Since we out here on the Left Coast have been getting hit with nigh-on record setting low temperatures—especially where I’m situated, in the Central Eastern Sierra—it seems only fitting that I should launch another new subtopic here, on hallowed “Memoirs” ground: “Tall Winter Tales”.
These will be stories involving automobiles, cold weather, and wrenching—not necessarily in that order, or to the same degree (pardon the pun).
The first involves my good friend, who I’ll refer to from this point forward as “The Mint”. The Mint and I have a lot of car history between us, both before we became friends, and since. Hopefully, I’ll get to make numerous entries outlining our escapades together—many of these describing scenarios where we do a whole lot with very little.
Our subject for the day involves a weekend round trip run from Los Angeles to Golden, CO, in a Bodaciously Beaten first-generation Toyota Van—just purchased from Impound Auction—at the beginning of a January, several years back.
The Mint stops by the shop to show me the new purchase, and enlist my aid in giving it a checkout and in performing the needed repairs. He had done this on many occasions before, but this time he seemed to have a sense of urgency about the whole process. He had, maybe a week or so previously, informed me of an online purchase he had made of one used supersport motorcycle, that it was located out-of-state, and that he was pondering how to get it to LA. He hadn’t yet directly asked me to help him with this logistical dilemma, but as we got ourselves vested in the Van-Project, I was beginning to see the “bigger picture”.
(I often tease The Mint about his minimalist “Need-To-Know” Filter Settings—and the fact that they rarely coincide with mine—questioning whether he may have a substantial amount of Brazilian in his background; as I have found that my camaras from down there have elevated this dynamic into a what is truly an Art Form. He claims to have none—but it may be that I just don’t need to know that at present.)

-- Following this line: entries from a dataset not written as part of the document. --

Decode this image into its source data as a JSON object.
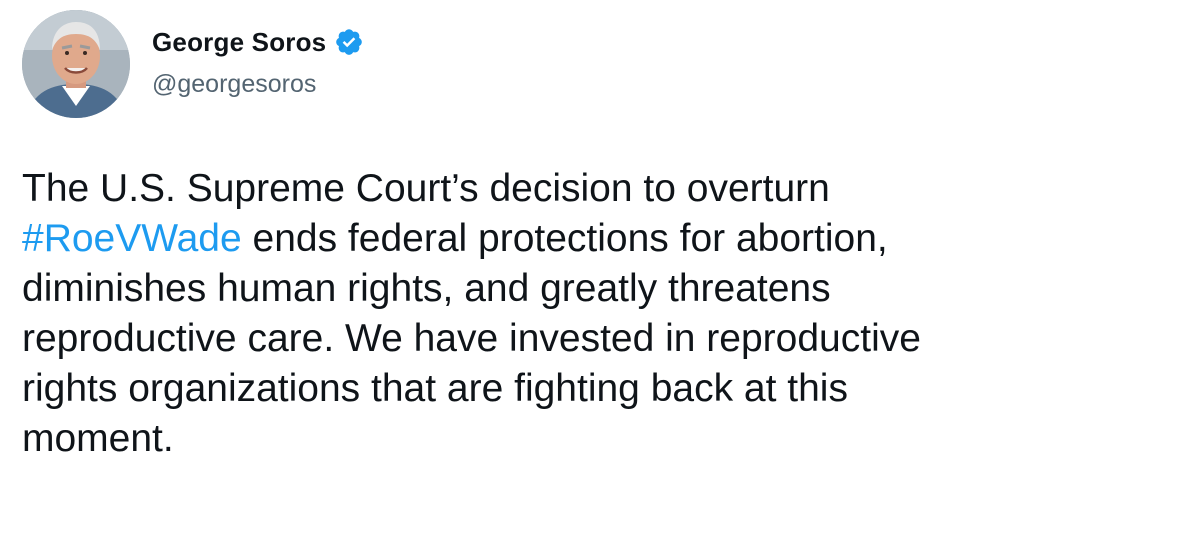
{
  "tweet": {
    "author": {
      "display_name": "George Soros",
      "handle": "@georgesoros",
      "verified_icon": "verified-badge-icon",
      "avatar_icon": "profile-photo"
    },
    "text": {
      "line1": "The U.S. Supreme Court’s decision to overturn",
      "line2_hashtag": "#RoeVWade",
      "line2_rest": " ends federal protections for abortion,",
      "line3": "diminishes human rights, and greatly threatens",
      "line4": "reproductive care. We have invested in reproductive",
      "line5": "rights organizations that are fighting back at this",
      "line6": "moment."
    }
  },
  "colors": {
    "text": "#0f1419",
    "secondary": "#536471",
    "accent": "#1d9bf0",
    "background": "#ffffff"
  }
}
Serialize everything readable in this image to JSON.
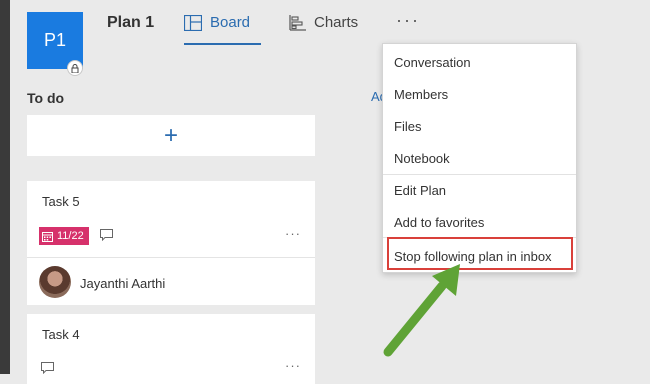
{
  "header": {
    "plan_initials": "P1",
    "plan_title": "Plan 1",
    "tabs": [
      {
        "label": "Board",
        "icon": "board-icon",
        "active": true
      },
      {
        "label": "Charts",
        "icon": "charts-icon",
        "active": false
      }
    ],
    "more_label": "···"
  },
  "board": {
    "bucket_title": "To do",
    "add_task_label": "+",
    "add_bucket_label": "Ad",
    "cards": [
      {
        "title": "Task 5",
        "due": "11/22",
        "assignee": "Jayanthi Aarthi",
        "more": "···"
      },
      {
        "title": "Task 4",
        "more": "···"
      }
    ]
  },
  "menu": {
    "items": [
      "Conversation",
      "Members",
      "Files",
      "Notebook",
      "Edit Plan",
      "Add to favorites",
      "Stop following plan in inbox"
    ],
    "highlighted": "Stop following plan in inbox"
  },
  "colors": {
    "accent": "#2b6cb0",
    "plan_tile": "#1a7be0",
    "due_badge": "#d6316b",
    "highlight_box": "#d9403a",
    "arrow": "#5fa336"
  }
}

Finally, true understanding was achieved, and, agreeing to help in this endeavor—caper is probably a more apt description—we now had our “coordinates locked”, and began considering when we’d actually be able to hit the road northeastward.
Surprisingly, the Van didn’t need major work, and I deemed it good-to-go in time for us to get our gear together and join the Friday evening rush-hour “party” out of town—already in progress.
The weather had been stormy, and our calculations, factoring the forecast, had us hitting a snowstorm right about when we reached the I-15 / I-70 split. This turned out to be one of the more accurate weather predictions I’ve ever been party to on a road trip. We were dead on! With the snow accumulating rapidly, we just barely made it off the Interstate for our scheduled gas stop and cable-chain purchase.
Fortunately, we snagged the last set in our size—owing this to the fact that we were among the first on the now rapidly changing scene. We’d have certainly been among the “stranded motorists” that were soon to follow.
So, with straight-through, non-stop plans still intact, we readied ourselves for what would be the critical stage of our journey: through the mountain wilderness of Southern Utah, in the wee hours of the AM, in what would have to be defined as truly hazardous weather—in an unloaded rear-drive twenty-year-old Toyota Van, of somewhat untested mettle!
With all of my foul-weather driving experience, I got the nod for wheeling duties. I live for such opportunities…
Stay tuned for Part Two, next week.
Phil ran a successful independent repair shop on the West Coast for close to 20 years, working over a decade before that at both dealer and independent repair shops. He is presently semi-retired from the business of auto repair, but still keeps his hand in things as a consultant and in his personal garage.